• Exercise
Without altering a single word, repeat the records that follow.

====== The input ======

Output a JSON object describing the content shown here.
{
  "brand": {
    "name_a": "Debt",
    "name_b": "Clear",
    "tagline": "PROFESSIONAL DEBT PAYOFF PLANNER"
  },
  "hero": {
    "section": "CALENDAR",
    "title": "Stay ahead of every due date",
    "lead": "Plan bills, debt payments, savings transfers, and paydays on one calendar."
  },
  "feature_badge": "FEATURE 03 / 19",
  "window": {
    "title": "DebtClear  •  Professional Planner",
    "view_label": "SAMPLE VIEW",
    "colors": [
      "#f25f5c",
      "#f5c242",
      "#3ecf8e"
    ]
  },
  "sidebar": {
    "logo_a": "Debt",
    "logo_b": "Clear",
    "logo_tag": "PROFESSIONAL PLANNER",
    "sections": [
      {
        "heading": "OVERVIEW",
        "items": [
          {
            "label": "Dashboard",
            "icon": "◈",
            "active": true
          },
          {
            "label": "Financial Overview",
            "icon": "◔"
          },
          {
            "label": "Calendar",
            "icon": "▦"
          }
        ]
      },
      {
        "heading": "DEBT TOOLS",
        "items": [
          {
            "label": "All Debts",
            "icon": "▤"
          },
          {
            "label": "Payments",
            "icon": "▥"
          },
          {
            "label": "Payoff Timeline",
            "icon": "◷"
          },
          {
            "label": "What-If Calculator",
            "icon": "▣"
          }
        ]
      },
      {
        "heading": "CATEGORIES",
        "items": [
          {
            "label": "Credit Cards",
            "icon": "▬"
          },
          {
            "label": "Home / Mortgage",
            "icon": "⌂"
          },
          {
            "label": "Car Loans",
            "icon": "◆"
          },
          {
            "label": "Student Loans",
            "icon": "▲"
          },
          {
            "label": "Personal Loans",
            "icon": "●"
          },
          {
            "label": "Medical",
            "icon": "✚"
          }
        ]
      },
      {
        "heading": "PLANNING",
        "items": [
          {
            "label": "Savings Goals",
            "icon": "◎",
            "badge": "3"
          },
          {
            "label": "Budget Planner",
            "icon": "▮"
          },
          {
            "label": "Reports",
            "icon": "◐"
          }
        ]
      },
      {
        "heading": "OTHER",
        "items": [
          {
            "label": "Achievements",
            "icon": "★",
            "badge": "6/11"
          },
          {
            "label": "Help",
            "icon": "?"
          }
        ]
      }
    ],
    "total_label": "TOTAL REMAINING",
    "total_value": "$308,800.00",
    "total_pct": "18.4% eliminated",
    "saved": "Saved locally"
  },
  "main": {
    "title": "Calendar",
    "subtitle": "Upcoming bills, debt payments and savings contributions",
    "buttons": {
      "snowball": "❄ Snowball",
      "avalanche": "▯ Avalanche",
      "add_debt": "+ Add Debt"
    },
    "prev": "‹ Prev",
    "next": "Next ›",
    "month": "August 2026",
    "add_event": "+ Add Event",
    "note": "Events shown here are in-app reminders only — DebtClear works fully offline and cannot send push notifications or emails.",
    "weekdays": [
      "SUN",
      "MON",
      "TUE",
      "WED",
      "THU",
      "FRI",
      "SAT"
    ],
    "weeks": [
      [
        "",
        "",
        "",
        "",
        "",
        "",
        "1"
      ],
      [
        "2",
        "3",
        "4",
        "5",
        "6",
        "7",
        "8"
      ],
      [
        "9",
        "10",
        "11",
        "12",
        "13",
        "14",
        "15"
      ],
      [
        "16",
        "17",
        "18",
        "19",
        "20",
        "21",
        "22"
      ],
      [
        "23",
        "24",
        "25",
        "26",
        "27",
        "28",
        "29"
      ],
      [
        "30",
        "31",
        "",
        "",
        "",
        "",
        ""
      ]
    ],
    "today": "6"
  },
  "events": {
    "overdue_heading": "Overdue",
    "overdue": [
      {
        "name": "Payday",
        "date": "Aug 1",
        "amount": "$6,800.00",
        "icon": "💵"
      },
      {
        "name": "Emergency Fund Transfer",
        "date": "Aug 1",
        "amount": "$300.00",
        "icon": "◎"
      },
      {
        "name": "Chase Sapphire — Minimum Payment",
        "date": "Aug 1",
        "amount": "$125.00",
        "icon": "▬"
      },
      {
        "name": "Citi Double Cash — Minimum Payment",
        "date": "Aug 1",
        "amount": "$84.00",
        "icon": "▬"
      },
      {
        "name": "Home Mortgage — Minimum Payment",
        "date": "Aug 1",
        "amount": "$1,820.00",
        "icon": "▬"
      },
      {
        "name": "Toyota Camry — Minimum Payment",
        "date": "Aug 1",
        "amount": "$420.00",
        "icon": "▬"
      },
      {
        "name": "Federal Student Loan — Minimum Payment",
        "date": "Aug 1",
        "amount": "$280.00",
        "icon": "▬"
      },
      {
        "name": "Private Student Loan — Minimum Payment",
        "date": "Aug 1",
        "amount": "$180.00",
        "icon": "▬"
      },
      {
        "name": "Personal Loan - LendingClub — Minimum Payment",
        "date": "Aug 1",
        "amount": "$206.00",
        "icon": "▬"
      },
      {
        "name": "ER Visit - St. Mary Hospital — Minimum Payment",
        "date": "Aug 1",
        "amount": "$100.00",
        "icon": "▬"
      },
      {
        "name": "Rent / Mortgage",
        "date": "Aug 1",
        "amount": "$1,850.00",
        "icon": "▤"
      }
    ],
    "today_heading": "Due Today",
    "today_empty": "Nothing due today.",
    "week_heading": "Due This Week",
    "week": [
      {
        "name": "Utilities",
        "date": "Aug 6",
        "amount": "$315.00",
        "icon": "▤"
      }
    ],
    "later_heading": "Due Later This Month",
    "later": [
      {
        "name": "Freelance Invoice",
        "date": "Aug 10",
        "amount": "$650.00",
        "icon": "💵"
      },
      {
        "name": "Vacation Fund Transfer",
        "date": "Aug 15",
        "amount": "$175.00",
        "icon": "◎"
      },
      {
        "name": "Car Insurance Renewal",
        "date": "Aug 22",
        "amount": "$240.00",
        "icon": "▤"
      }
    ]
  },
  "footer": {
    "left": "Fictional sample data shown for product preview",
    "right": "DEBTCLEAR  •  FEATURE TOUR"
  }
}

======

• Solution for this problem
Output a JSON object describing the content shown here.
{
  "brand": {
    "name_a": "Debt",
    "name_b": "Clear",
    "tagline": "PROFESSIONAL DEBT PAYOFF PLANNER"
  },
  "hero": {
    "section": "CALENDAR",
    "title": "Stay ahead of every due date",
    "lead": "Plan bills, debt payments, savings transfers, and paydays on one calendar."
  },
  "feature_badge": "FEATURE 03 / 19",
  "window": {
    "title": "DebtClear  •  Professional Planner",
    "view_label": "SAMPLE VIEW",
    "colors": [
      "#f25f5c",
      "#f5c242",
      "#3ecf8e"
    ]
  },
  "sidebar": {
    "logo_a": "Debt",
    "logo_b": "Clear",
    "logo_tag": "PROFESSIONAL PLANNER",
    "sections": [
      {
        "heading": "OVERVIEW",
        "items": [
          {
            "label": "Dashboard",
            "icon": "◈",
            "active": true
          },
          {
            "label": "Financial Overview",
            "icon": "◔"
          },
          {
            "label": "Calendar",
            "icon": "▦"
          }
        ]
      },
      {
        "heading": "DEBT TOOLS",
        "items": [
          {
            "label": "All Debts",
            "icon": "▤"
          },
          {
            "label": "Payments",
            "icon": "▥"
          },
          {
            "label": "Payoff Timeline",
            "icon": "◷"
          },
          {
            "label": "What-If Calculator",
            "icon": "▣"
          }
        ]
      },
      {
        "heading": "CATEGORIES",
        "items": [
          {
            "label": "Credit Cards",
            "icon": "▬"
          },
          {
            "label": "Home / Mortgage",
            "icon": "⌂"
          },
          {
            "label": "Car Loans",
            "icon": "◆"
          },
          {
            "label": "Student Loans",
            "icon": "▲"
          },
          {
            "label": "Personal Loans",
            "icon": "●"
          },
          {
            "label": "Medical",
            "icon": "✚"
          }
        ]
      },
      {
        "heading": "PLANNING",
        "items": [
          {
            "label": "Savings Goals",
            "icon": "◎",
            "badge": "3"
          },
          {
            "label": "Budget Planner",
            "icon": "▮"
          },
          {
            "label": "Reports",
            "icon": "◐"
          }
        ]
      },
      {
        "heading": "OTHER",
        "items": [
          {
            "label": "Achievements",
            "icon": "★",
            "badge": "6/11"
          },
          {
            "label": "Help",
            "icon": "?"
          }
        ]
      }
    ],
    "total_label": "TOTAL REMAINING",
    "total_value": "$308,800.00",
    "total_pct": "18.4% eliminated",
    "saved": "Saved locally"
  },
  "main": {
    "title": "Calendar",
    "subtitle": "Upcoming bills, debt payments and savings contributions",
    "buttons": {
      "snowball": "❄ Snowball",
      "avalanche": "▯ Avalanche",
      "add_debt": "+ Add Debt"
    },
    "prev": "‹ Prev",
    "next": "Next ›",
    "month": "August 2026",
    "add_event": "+ Add Event",
    "note": "Events shown here are in-app reminders only — DebtClear works fully offline and cannot send push notifications or emails.",
    "weekdays": [
      "SUN",
      "MON",
      "TUE",
      "WED",
      "THU",
      "FRI",
      "SAT"
    ],
    "weeks": [
      [
        "",
        "",
        "",
        "",
        "",
        "",
        "1"
      ],
      [
        "2",
        "3",
        "4",
        "5",
        "6",
        "7",
        "8"
      ],
      [
        "9",
        "10",
        "11",
        "12",
        "13",
        "14",
        "15"
      ],
      [
        "16",
        "17",
        "18",
        "19",
        "20",
        "21",
        "22"
      ],
      [
        "23",
        "24",
        "25",
        "26",
        "27",
        "28",
        "29"
      ],
      [
        "30",
        "31",
        "",
        "",
        "",
        "",
        ""
      ]
    ],
    "today": "6"
  },
  "events": {
    "overdue_heading": "Overdue",
    "overdue": [
      {
        "name": "Payday",
        "date": "Aug 1",
        "amount": "$6,800.00",
        "icon": "💵"
      },
      {
        "name": "Emergency Fund Transfer",
        "date": "Aug 1",
        "amount": "$300.00",
        "icon": "◎"
      },
      {
        "name": "Chase Sapphire — Minimum Payment",
        "date": "Aug 1",
        "amount": "$125.00",
        "icon": "▬"
      },
      {
        "name": "Citi Double Cash — Minimum Payment",
        "date": "Aug 1",
        "amount": "$84.00",
        "icon": "▬"
      },
      {
        "name": "Home Mortgage — Minimum Payment",
        "date": "Aug 1",
        "amount": "$1,820.00",
        "icon": "▬"
      },
      {
        "name": "Toyota Camry — Minimum Payment",
        "date": "Aug 1",
        "amount": "$420.00",
        "icon": "▬"
      },
      {
        "name": "Federal Student Loan — Minimum Payment",
        "date": "Aug 1",
        "amount": "$280.00",
        "icon": "▬"
      },
      {
        "name": "Private Student Loan — Minimum Payment",
        "date": "Aug 1",
        "amount": "$180.00",
        "icon": "▬"
      },
      {
        "name": "Personal Loan - LendingClub — Minimum Payment",
        "date": "Aug 1",
        "amount": "$206.00",
        "icon": "▬"
      },
      {
        "name": "ER Visit - St. Mary Hospital — Minimum Payment",
        "date": "Aug 1",
        "amount": "$100.00",
        "icon": "▬"
      },
      {
        "name": "Rent / Mortgage",
        "date": "Aug 1",
        "amount": "$1,850.00",
        "icon": "▤"
      }
    ],
    "today_heading": "Due Today",
    "today_empty": "Nothing due today.",
    "week_heading": "Due This Week",
    "week": [
      {
        "name": "Utilities",
        "date": "Aug 6",
        "amount": "$315.00",
        "icon": "▤"
      }
    ],
    "later_heading": "Due Later This Month",
    "later": [
      {
        "name": "Freelance Invoice",
        "date": "Aug 10",
        "amount": "$650.00",
        "icon": "💵"
      },
      {
        "name": "Vacation Fund Transfer",
        "date": "Aug 15",
        "amount": "$175.00",
        "icon": "◎"
      },
      {
        "name": "Car Insurance Renewal",
        "date": "Aug 22",
        "amount": "$240.00",
        "icon": "▤"
      }
    ]
  },
  "footer": {
    "left": "Fictional sample data shown for product preview",
    "right": "DEBTCLEAR  •  FEATURE TOUR"
  }
}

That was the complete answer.